— Work order —
Your reply should hold the line containing "Transcribe this image's" and every later line of the records, reproduced exactly, and no other lines.

(Dataset excerpts)
══════════════════════════════

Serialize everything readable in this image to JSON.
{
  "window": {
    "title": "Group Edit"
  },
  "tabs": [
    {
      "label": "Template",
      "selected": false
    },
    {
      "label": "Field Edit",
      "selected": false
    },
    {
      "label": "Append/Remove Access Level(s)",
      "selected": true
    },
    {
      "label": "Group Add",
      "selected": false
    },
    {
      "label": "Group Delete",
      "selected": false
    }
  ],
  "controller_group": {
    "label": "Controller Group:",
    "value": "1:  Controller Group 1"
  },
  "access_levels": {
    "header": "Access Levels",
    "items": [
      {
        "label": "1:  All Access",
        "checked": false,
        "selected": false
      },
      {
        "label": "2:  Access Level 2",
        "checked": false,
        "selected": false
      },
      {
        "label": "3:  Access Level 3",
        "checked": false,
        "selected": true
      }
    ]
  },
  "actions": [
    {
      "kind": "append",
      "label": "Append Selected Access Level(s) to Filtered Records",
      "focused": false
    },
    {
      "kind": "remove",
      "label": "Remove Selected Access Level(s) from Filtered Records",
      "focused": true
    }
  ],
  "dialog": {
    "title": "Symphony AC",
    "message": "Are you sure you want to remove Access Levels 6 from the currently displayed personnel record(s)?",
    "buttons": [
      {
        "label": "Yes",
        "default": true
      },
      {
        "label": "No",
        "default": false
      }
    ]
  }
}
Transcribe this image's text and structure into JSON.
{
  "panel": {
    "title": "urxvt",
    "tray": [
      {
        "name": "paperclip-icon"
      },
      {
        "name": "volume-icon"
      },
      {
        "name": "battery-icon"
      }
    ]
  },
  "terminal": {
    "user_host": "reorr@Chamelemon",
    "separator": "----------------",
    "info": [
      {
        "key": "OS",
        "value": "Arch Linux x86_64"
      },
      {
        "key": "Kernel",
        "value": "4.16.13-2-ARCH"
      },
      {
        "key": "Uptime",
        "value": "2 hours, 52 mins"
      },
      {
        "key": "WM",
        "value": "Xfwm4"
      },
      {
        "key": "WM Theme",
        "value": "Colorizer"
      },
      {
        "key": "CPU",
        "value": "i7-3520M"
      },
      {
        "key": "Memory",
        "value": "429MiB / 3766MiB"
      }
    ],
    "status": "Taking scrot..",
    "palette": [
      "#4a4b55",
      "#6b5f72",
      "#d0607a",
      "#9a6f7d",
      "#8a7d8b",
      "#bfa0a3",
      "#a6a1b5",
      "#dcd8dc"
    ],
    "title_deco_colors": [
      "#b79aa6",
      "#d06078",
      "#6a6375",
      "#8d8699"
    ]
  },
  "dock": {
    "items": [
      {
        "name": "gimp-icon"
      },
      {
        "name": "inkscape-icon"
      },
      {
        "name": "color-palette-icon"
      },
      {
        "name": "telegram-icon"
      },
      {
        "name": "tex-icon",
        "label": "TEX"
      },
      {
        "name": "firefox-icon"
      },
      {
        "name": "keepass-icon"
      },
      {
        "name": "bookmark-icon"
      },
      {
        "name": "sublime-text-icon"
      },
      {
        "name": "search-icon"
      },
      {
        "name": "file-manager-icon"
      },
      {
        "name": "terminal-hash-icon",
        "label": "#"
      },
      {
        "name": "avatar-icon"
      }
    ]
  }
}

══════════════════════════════

— Final answer —
Transcribe this image's text and structure into JSON.
{
  "panel": {
    "title": "urxvt",
    "tray": [
      {
        "name": "paperclip-icon"
      },
      {
        "name": "volume-icon"
      },
      {
        "name": "battery-icon"
      }
    ]
  },
  "terminal": {
    "user_host": "reorr@Chamelemon",
    "separator": "----------------",
    "info": [
      {
        "key": "OS",
        "value": "Arch Linux x86_64"
      },
      {
        "key": "Kernel",
        "value": "4.16.13-2-ARCH"
      },
      {
        "key": "Uptime",
        "value": "2 hours, 52 mins"
      },
      {
        "key": "WM",
        "value": "Xfwm4"
      },
      {
        "key": "WM Theme",
        "value": "Colorizer"
      },
      {
        "key": "CPU",
        "value": "i7-3520M"
      },
      {
        "key": "Memory",
        "value": "429MiB / 3766MiB"
      }
    ],
    "status": "Taking scrot..",
    "palette": [
      "#4a4b55",
      "#6b5f72",
      "#d0607a",
      "#9a6f7d",
      "#8a7d8b",
      "#bfa0a3",
      "#a6a1b5",
      "#dcd8dc"
    ],
    "title_deco_colors": [
      "#b79aa6",
      "#d06078",
      "#6a6375",
      "#8d8699"
    ]
  },
  "dock": {
    "items": [
      {
        "name": "gimp-icon"
      },
      {
        "name": "inkscape-icon"
      },
      {
        "name": "color-palette-icon"
      },
      {
        "name": "telegram-icon"
      },
      {
        "name": "tex-icon",
        "label": "TEX"
      },
      {
        "name": "firefox-icon"
      },
      {
        "name": "keepass-icon"
      },
      {
        "name": "bookmark-icon"
      },
      {
        "name": "sublime-text-icon"
      },
      {
        "name": "search-icon"
      },
      {
        "name": "file-manager-icon"
      },
      {
        "name": "terminal-hash-icon",
        "label": "#"
      },
      {
        "name": "avatar-icon"
      }
    ]
  }
}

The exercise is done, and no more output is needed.